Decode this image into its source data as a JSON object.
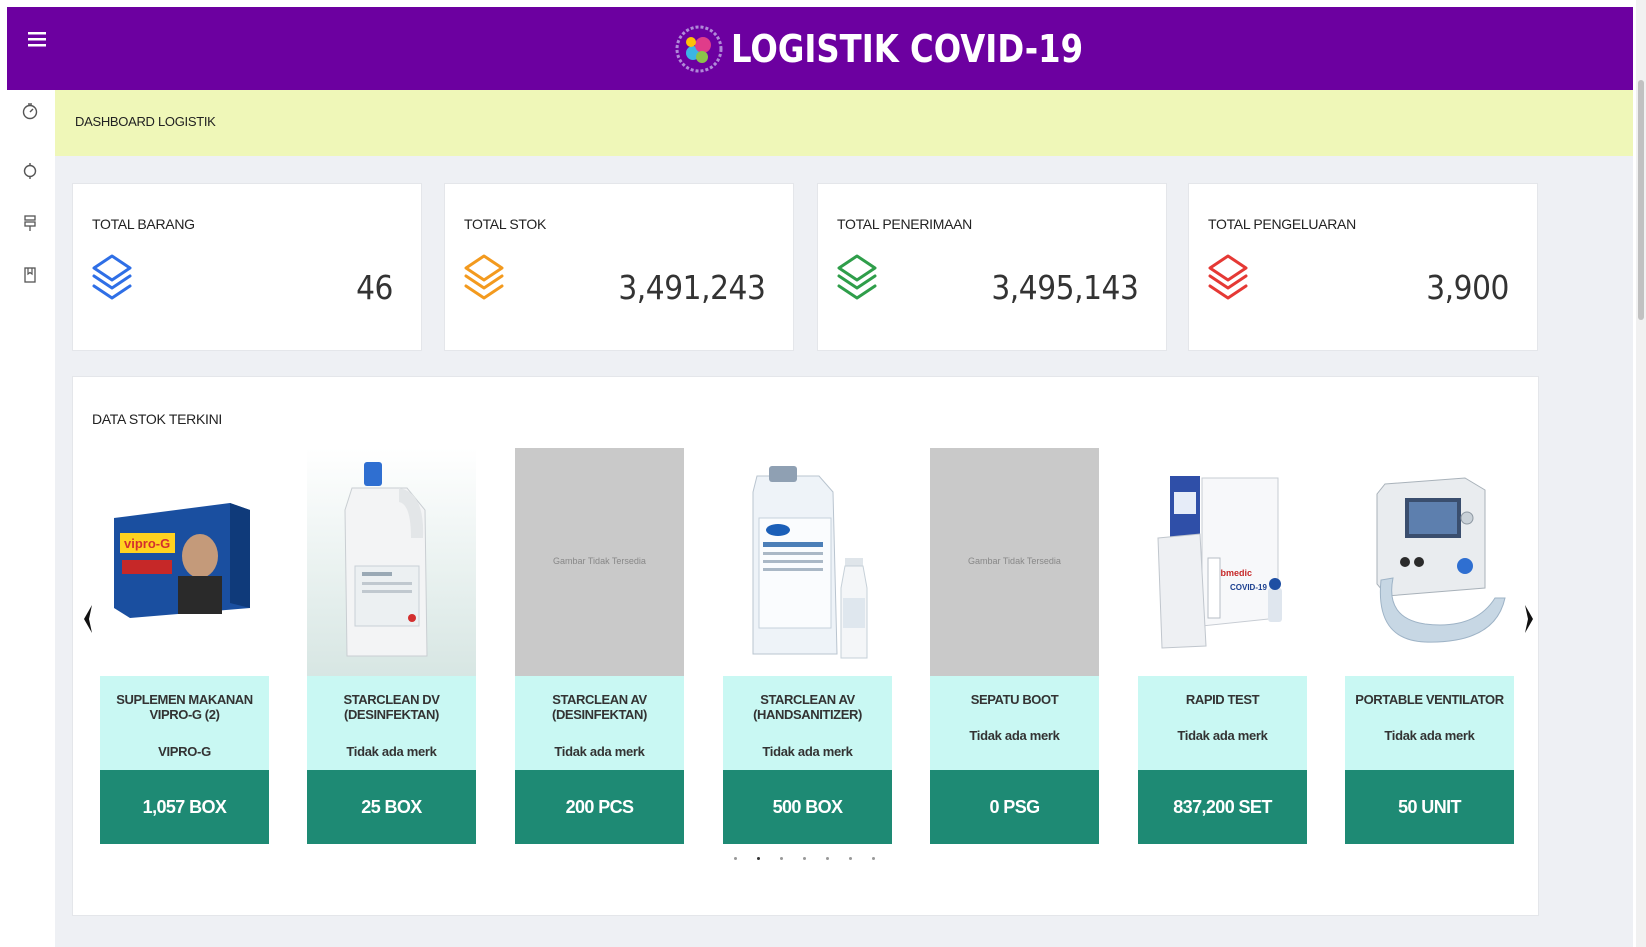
{
  "header": {
    "title": "LOGISTIK COVID-19",
    "brand_color": "#6c00a0",
    "menu_icon": "hamburger-icon"
  },
  "sidebar": {
    "items": [
      {
        "name": "dashboard",
        "icon": "speedometer-icon"
      },
      {
        "name": "target",
        "icon": "target-icon"
      },
      {
        "name": "signpost",
        "icon": "signpost-icon"
      },
      {
        "name": "report",
        "icon": "book-icon"
      }
    ]
  },
  "breadcrumb": {
    "label": "DASHBOARD LOGISTIK"
  },
  "stats": [
    {
      "label": "TOTAL BARANG",
      "value": "46",
      "color": "#2f6fe6"
    },
    {
      "label": "TOTAL STOK",
      "value": "3,491,243",
      "color": "#f39a1e"
    },
    {
      "label": "TOTAL PENERIMAAN",
      "value": "3,495,143",
      "color": "#2f9e4a"
    },
    {
      "label": "TOTAL PENGELUARAN",
      "value": "3,900",
      "color": "#e53935"
    }
  ],
  "stock_panel": {
    "title": "DATA STOK TERKINI",
    "no_image_text": "Gambar Tidak Tersedia",
    "items": [
      {
        "name": "SUPLEMEN MAKANAN VIPRO-G (2)",
        "brand": "VIPRO-G",
        "qty": "1,057 BOX",
        "image": "vipro-g-box"
      },
      {
        "name": "STARCLEAN DV (DESINFEKTAN)",
        "brand": "Tidak ada merk",
        "qty": "25 BOX",
        "image": "jerrycan"
      },
      {
        "name": "STARCLEAN AV (DESINFEKTAN)",
        "brand": "Tidak ada merk",
        "qty": "200 PCS",
        "image": "none"
      },
      {
        "name": "STARCLEAN AV (HANDSANITIZER)",
        "brand": "Tidak ada merk",
        "qty": "500 BOX",
        "image": "sanitizer"
      },
      {
        "name": "SEPATU BOOT",
        "brand": "Tidak ada merk",
        "qty": "0 PSG",
        "image": "none"
      },
      {
        "name": "RAPID TEST",
        "brand": "Tidak ada merk",
        "qty": "837,200 SET",
        "image": "rapid-test-kit"
      },
      {
        "name": "PORTABLE VENTILATOR",
        "brand": "Tidak ada merk",
        "qty": "50 UNIT",
        "image": "ventilator"
      }
    ],
    "carousel_pages": 7,
    "active_page": 1
  }
}
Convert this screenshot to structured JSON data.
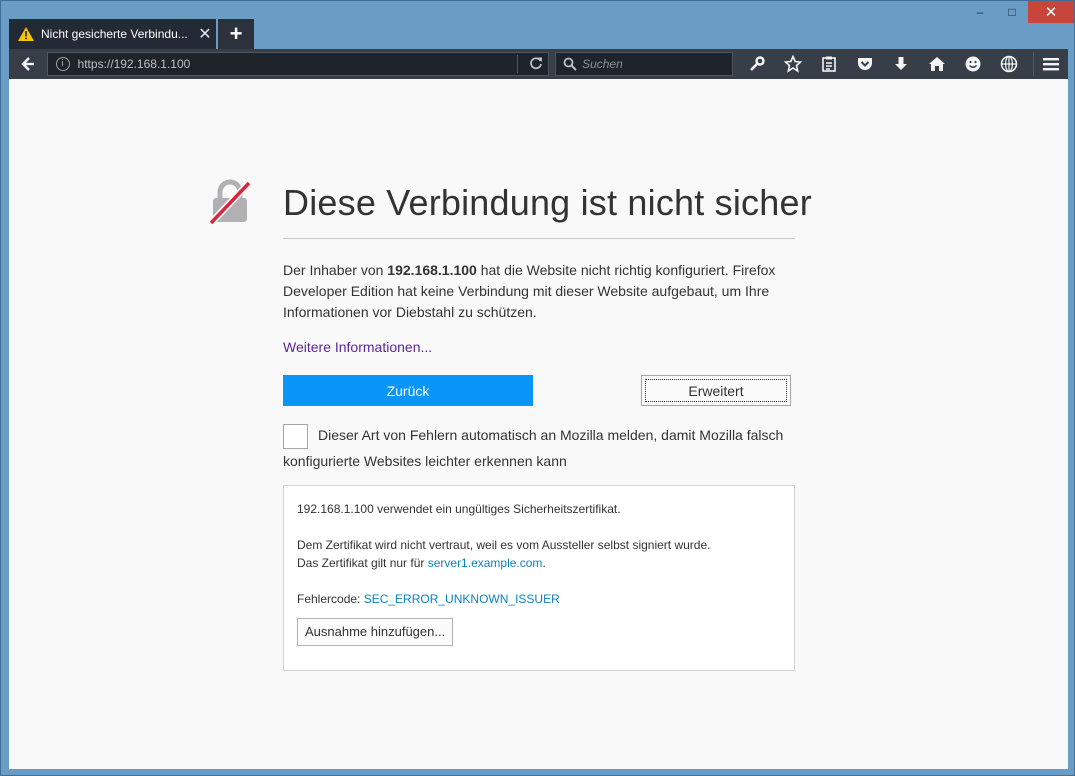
{
  "window": {
    "minimize": "–",
    "maximize": "□",
    "close": "✕"
  },
  "tab": {
    "title": "Nicht gesicherte Verbindu...",
    "close_label": "✕",
    "new_tab_label": "+"
  },
  "navbar": {
    "url": "https://192.168.1.100",
    "search_placeholder": "Suchen"
  },
  "page": {
    "heading": "Diese Verbindung ist nicht sicher",
    "desc_prefix": "Der Inhaber von ",
    "desc_host": "192.168.1.100",
    "desc_suffix": " hat die Website nicht richtig konfiguriert. Firefox Developer Edition hat keine Verbindung mit dieser Website aufgebaut, um Ihre Informationen vor Diebstahl zu schützen.",
    "more_info": "Weitere Informationen...",
    "back_button": "Zurück",
    "advanced_button": "Erweitert",
    "report_text": "Dieser Art von Fehlern automatisch an Mozilla melden, damit Mozilla falsch konfigurierte Websites leichter erkennen kann"
  },
  "details": {
    "line1": "192.168.1.100 verwendet ein ungültiges Sicherheitszertifikat.",
    "line2": "Dem Zertifikat wird nicht vertraut, weil es vom Aussteller selbst signiert wurde.",
    "line3_prefix": "Das Zertifikat gilt nur für ",
    "line3_link": "server1.example.com",
    "line3_suffix": ".",
    "error_label": "Fehlercode: ",
    "error_code": "SEC_ERROR_UNKNOWN_ISSUER",
    "add_exception": "Ausnahme hinzufügen..."
  },
  "colors": {
    "accent": "#0996f8",
    "link": "#0a84bd",
    "visited_link": "#5c2699",
    "lock_slash": "#d7263d"
  }
}
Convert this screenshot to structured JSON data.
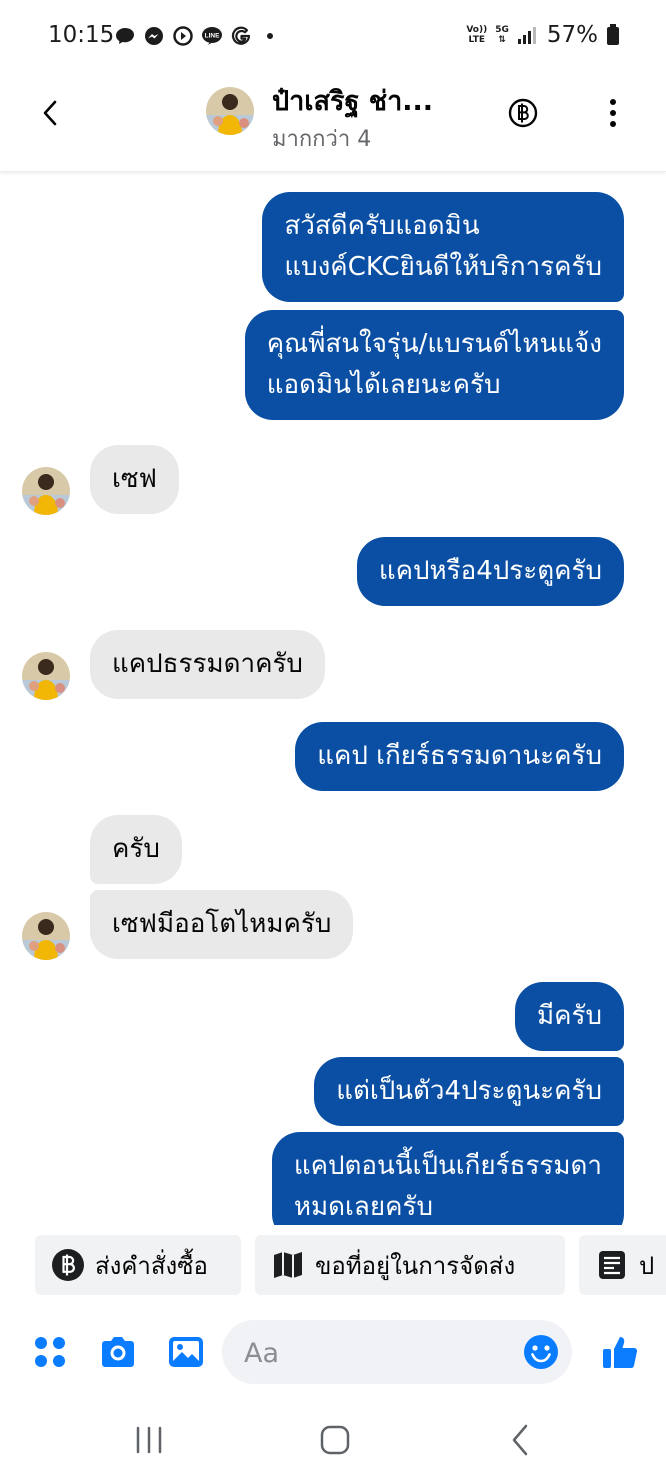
{
  "status_bar": {
    "time": "10:15",
    "network_top": "Vo))",
    "network_bottom": "LTE",
    "signal_type": "5G",
    "battery": "57%",
    "left_icons": [
      "chat-icon",
      "messenger-icon",
      "play-icon",
      "line-icon",
      "google-icon",
      "dot-icon"
    ]
  },
  "header": {
    "contact_name": "ป๋าเสริฐ ช่า...",
    "subtitle": "มากกว่า 4"
  },
  "messages": [
    {
      "dir": "out",
      "lines": [
        "สวัสดีครับแอดมิน",
        "แบงค์CKCยินดีให้บริการครับ"
      ]
    },
    {
      "dir": "out",
      "lines": [
        "คุณพี่สนใจรุ่น/แบรนด์ไหนแจ้ง",
        "แอดมินได้เลยนะครับ"
      ]
    },
    {
      "dir": "in",
      "lines": [
        "เซฟ"
      ]
    },
    {
      "dir": "out",
      "lines": [
        "แคปหรือ4ประตูครับ"
      ]
    },
    {
      "dir": "in",
      "lines": [
        "แคปธรรมดาครับ"
      ]
    },
    {
      "dir": "out",
      "lines": [
        "แคป เกียร์ธรรมดานะครับ"
      ]
    },
    {
      "dir": "in",
      "lines": [
        "ครับ"
      ]
    },
    {
      "dir": "in",
      "lines": [
        "เซฟมีออโตไหมครับ"
      ]
    },
    {
      "dir": "out",
      "lines": [
        "มีครับ"
      ]
    },
    {
      "dir": "out",
      "lines": [
        "แต่เป็นตัว4ประตูนะครับ"
      ]
    },
    {
      "dir": "out",
      "lines": [
        "แคปตอนนี้เป็นเกียร์ธรรมดา",
        "หมดเลยครับ"
      ]
    }
  ],
  "quick_replies": [
    {
      "label": "ส่งคำสั่งซื้อ",
      "icon": "baht-icon"
    },
    {
      "label": "ขอที่อยู่ในการจัดส่ง",
      "icon": "map-icon"
    },
    {
      "label": "ป",
      "icon": "receipt-icon"
    }
  ],
  "composer": {
    "placeholder": "Aa",
    "icons": [
      "apps-icon",
      "camera-icon",
      "gallery-icon",
      "emoji-icon",
      "like-icon"
    ]
  },
  "colors": {
    "outgoing_bubble": "#0a4fa3",
    "incoming_bubble": "#e9e9ea",
    "accent": "#0a7cff"
  }
}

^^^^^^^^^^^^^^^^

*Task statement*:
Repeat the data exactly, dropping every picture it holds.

*Finished exercise*:
Decode this image into its source data as a JSON object.
{
  "header": {
    "title": "LOGISTIK COVID-19",
    "brand_color": "#6c00a0",
    "menu_icon": "hamburger-icon"
  },
  "sidebar": {
    "items": [
      {
        "name": "dashboard",
        "icon": "speedometer-icon"
      },
      {
        "name": "target",
        "icon": "target-icon"
      },
      {
        "name": "signpost",
        "icon": "signpost-icon"
      },
      {
        "name": "report",
        "icon": "book-icon"
      }
    ]
  },
  "breadcrumb": {
    "label": "DASHBOARD LOGISTIK"
  },
  "stats": [
    {
      "label": "TOTAL BARANG",
      "value": "46",
      "color": "#2f6fe6"
    },
    {
      "label": "TOTAL STOK",
      "value": "3,491,243",
      "color": "#f39a1e"
    },
    {
      "label": "TOTAL PENERIMAAN",
      "value": "3,495,143",
      "color": "#2f9e4a"
    },
    {
      "label": "TOTAL PENGELUARAN",
      "value": "3,900",
      "color": "#e53935"
    }
  ],
  "stock_panel": {
    "title": "DATA STOK TERKINI",
    "no_image_text": "Gambar Tidak Tersedia",
    "items": [
      {
        "name": "SUPLEMEN MAKANAN VIPRO-G (2)",
        "brand": "VIPRO-G",
        "qty": "1,057 BOX",
        "image": "vipro-g-box"
      },
      {
        "name": "STARCLEAN DV (DESINFEKTAN)",
        "brand": "Tidak ada merk",
        "qty": "25 BOX",
        "image": "jerrycan"
      },
      {
        "name": "STARCLEAN AV (DESINFEKTAN)",
        "brand": "Tidak ada merk",
        "qty": "200 PCS",
        "image": "none"
      },
      {
        "name": "STARCLEAN AV (HANDSANITIZER)",
        "brand": "Tidak ada merk",
        "qty": "500 BOX",
        "image": "sanitizer"
      },
      {
        "name": "SEPATU BOOT",
        "brand": "Tidak ada merk",
        "qty": "0 PSG",
        "image": "none"
      },
      {
        "name": "RAPID TEST",
        "brand": "Tidak ada merk",
        "qty": "837,200 SET",
        "image": "rapid-test-kit"
      },
      {
        "name": "PORTABLE VENTILATOR",
        "brand": "Tidak ada merk",
        "qty": "50 UNIT",
        "image": "ventilator"
      }
    ],
    "carousel_pages": 7,
    "active_page": 1
  }
}
Convert this screenshot to structured JSON data.
{
  "window": {
    "minimize": "–",
    "maximize": "□",
    "close": "✕"
  },
  "tab": {
    "title": "Nicht gesicherte Verbindu...",
    "close_label": "✕",
    "new_tab_label": "+"
  },
  "navbar": {
    "url": "https://192.168.1.100",
    "search_placeholder": "Suchen"
  },
  "page": {
    "heading": "Diese Verbindung ist nicht sicher",
    "desc_prefix": "Der Inhaber von ",
    "desc_host": "192.168.1.100",
    "desc_suffix": " hat die Website nicht richtig konfiguriert. Firefox Developer Edition hat keine Verbindung mit dieser Website aufgebaut, um Ihre Informationen vor Diebstahl zu schützen.",
    "more_info": "Weitere Informationen...",
    "back_button": "Zurück",
    "advanced_button": "Erweitert",
    "report_text": "Dieser Art von Fehlern automatisch an Mozilla melden, damit Mozilla falsch konfigurierte Websites leichter erkennen kann"
  },
  "details": {
    "line1": "192.168.1.100 verwendet ein ungültiges Sicherheitszertifikat.",
    "line2": "Dem Zertifikat wird nicht vertraut, weil es vom Aussteller selbst signiert wurde.",
    "line3_prefix": "Das Zertifikat gilt nur für ",
    "line3_link": "server1.example.com",
    "line3_suffix": ".",
    "error_label": "Fehlercode: ",
    "error_code": "SEC_ERROR_UNKNOWN_ISSUER",
    "add_exception": "Ausnahme hinzufügen..."
  },
  "colors": {
    "accent": "#0996f8",
    "link": "#0a84bd",
    "visited_link": "#5c2699",
    "lock_slash": "#d7263d"
  }
}
Convert this screenshot to structured JSON data.
{
  "status_bar": {
    "time": "10:15",
    "network_top": "Vo))",
    "network_bottom": "LTE",
    "signal_type": "5G",
    "battery": "57%",
    "left_icons": [
      "chat-icon",
      "messenger-icon",
      "play-icon",
      "line-icon",
      "google-icon",
      "dot-icon"
    ]
  },
  "header": {
    "contact_name": "ป๋าเสริฐ ช่า...",
    "subtitle": "มากกว่า 4"
  },
  "messages": [
    {
      "dir": "out",
      "lines": [
        "สวัสดีครับแอดมิน",
        "แบงค์CKCยินดีให้บริการครับ"
      ]
    },
    {
      "dir": "out",
      "lines": [
        "คุณพี่สนใจรุ่น/แบรนด์ไหนแจ้ง",
        "แอดมินได้เลยนะครับ"
      ]
    },
    {
      "dir": "in",
      "lines": [
        "เซฟ"
      ]
    },
    {
      "dir": "out",
      "lines": [
        "แคปหรือ4ประตูครับ"
      ]
    },
    {
      "dir": "in",
      "lines": [
        "แคปธรรมดาครับ"
      ]
    },
    {
      "dir": "out",
      "lines": [
        "แคป เกียร์ธรรมดานะครับ"
      ]
    },
    {
      "dir": "in",
      "lines": [
        "ครับ"
      ]
    },
    {
      "dir": "in",
      "lines": [
        "เซฟมีออโตไหมครับ"
      ]
    },
    {
      "dir": "out",
      "lines": [
        "มีครับ"
      ]
    },
    {
      "dir": "out",
      "lines": [
        "แต่เป็นตัว4ประตูนะครับ"
      ]
    },
    {
      "dir": "out",
      "lines": [
        "แคปตอนนี้เป็นเกียร์ธรรมดา",
        "หมดเลยครับ"
      ]
    }
  ],
  "quick_replies": [
    {
      "label": "ส่งคำสั่งซื้อ",
      "icon": "baht-icon"
    },
    {
      "label": "ขอที่อยู่ในการจัดส่ง",
      "icon": "map-icon"
    },
    {
      "label": "ป",
      "icon": "receipt-icon"
    }
  ],
  "composer": {
    "placeholder": "Aa",
    "icons": [
      "apps-icon",
      "camera-icon",
      "gallery-icon",
      "emoji-icon",
      "like-icon"
    ]
  },
  "colors": {
    "outgoing_bubble": "#0a4fa3",
    "incoming_bubble": "#e9e9ea",
    "accent": "#0a7cff"
  }
}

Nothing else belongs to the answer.